Nuclear reactor designs are governed by postulated accident events that may occur during their operational lifetime. One type of incident is a reactivity-initiated accident (RIA), during which a sudden surge of power in the fuel components within the core may result in the latter exceeding its cooling capabilities. This could lead to a departure from nucleate boiling (DNB) event which results in a significant decrease in heat transfer capabilities. Preventing the occurrence of a DNB crisis requires a fundamental understanding of the cladding-to-coolant heat transfer under fast transient conditions, as well as the governing hydrodynamic and design parameters that influence when the critical heat flux (CHF) will be exceeded. Presently, large uncertainties in computer models used to predict CHF have led to conservative safety limits governing light-water reactor (LWR) designs.
The Idaho National Laboratory (INL) is currently leading a combined effort that takes advantage of the restart of the Transient Reactor Test (TREAT) facility, to better understand the mechanism of CHF under in-pile pool boiling conditions.
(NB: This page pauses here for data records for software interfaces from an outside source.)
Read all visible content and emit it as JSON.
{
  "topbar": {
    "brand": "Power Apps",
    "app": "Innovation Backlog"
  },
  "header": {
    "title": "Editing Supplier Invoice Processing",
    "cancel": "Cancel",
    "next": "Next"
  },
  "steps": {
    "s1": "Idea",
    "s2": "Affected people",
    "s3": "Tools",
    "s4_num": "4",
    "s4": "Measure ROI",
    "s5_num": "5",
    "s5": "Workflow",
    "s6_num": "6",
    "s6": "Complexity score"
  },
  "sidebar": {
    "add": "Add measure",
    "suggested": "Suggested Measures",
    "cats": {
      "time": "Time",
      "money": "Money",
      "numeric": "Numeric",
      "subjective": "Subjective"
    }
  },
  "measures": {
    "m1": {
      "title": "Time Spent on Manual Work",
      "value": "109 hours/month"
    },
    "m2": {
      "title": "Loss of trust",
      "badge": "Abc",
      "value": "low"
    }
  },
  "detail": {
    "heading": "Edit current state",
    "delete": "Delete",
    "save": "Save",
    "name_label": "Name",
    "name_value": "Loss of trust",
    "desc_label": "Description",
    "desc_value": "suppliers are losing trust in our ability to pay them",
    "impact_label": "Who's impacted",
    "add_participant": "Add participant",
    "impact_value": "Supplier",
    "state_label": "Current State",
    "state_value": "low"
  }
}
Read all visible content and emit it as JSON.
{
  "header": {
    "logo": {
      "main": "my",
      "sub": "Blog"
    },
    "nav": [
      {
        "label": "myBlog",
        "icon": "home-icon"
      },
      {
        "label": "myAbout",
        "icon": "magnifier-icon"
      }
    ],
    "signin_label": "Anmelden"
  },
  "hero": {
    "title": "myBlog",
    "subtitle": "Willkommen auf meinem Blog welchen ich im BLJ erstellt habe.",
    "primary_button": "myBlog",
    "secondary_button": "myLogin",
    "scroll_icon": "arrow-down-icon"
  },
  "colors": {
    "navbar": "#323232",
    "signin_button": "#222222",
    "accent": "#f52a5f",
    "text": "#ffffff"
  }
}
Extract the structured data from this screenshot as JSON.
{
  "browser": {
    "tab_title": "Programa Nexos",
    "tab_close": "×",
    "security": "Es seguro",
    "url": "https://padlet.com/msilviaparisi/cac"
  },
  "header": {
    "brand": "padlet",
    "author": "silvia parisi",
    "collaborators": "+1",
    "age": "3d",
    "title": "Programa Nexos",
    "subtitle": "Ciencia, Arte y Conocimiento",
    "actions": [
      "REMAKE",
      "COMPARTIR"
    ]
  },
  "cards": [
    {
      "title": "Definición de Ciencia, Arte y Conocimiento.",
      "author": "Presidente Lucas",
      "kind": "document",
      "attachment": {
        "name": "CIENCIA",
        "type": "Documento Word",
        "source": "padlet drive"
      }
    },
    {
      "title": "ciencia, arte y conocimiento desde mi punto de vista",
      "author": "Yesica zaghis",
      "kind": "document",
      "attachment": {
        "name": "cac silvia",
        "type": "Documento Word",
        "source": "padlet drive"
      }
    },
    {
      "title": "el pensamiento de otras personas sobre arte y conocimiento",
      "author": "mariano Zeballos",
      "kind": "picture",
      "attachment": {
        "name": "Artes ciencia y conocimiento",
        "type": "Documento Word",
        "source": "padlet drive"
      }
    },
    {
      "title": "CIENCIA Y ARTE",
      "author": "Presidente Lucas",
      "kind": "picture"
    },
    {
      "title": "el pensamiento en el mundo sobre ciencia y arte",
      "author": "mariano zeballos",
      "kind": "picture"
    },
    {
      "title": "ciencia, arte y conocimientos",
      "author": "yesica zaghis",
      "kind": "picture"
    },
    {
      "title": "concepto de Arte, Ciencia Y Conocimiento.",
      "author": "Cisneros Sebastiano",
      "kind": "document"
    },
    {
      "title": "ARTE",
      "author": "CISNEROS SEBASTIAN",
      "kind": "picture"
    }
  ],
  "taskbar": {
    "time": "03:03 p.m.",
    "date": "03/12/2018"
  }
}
The goal of this laboratory directed project is to use the unique capabilities of TREAT coupled with a non-fueled nuclear heated borated stainless-steel 304 tube experiment within an experimental capsule. The borated tube will induce CHF in the surrounding coolant when subjected to a power pulse within the TREAT. The impacts of rapid surface heating effects as well as radiation-induced surface activation (RISA) will be experimentally investigated.
This feature is a continuation to previous thermal hydraulics analysis that was conducted to inform on a test matrix for the design of the borated heater experiment. The borated tube was used in place of a solid rod so that the center axial region can be instrumented to allow for better experimental analysis. Therefore, it is desirable to design this rodlet so that the maximum heat flux occurs at the center of the axial length of the rod. The work presented here analyzes the potential to integrate axial boron gradients within this tube to shape its power curve.
Several generic axial power shapes were initially considered. Natural boron concentrations between 0.1–2.0 wt.% were analyzed and a power coupling factor (PCF) was calculated for each. A self-shielding study was conducted to develop radial power profiles for several boron concentrations. These were then applied to three different power pulses to determine how these two parameters influence the chosen axial heat flux curve. Variations in the initial coolant temperature were investigated. Lastly, how the shape of the generic curve is affected following a DNB event was also studied. Two different CHF cases were included within the scope of this analyses; one during which CHF was exceeding along the entire axial region of the rod, and another where the former occurred at the center region only. The behavior of the curve overtime was investigated.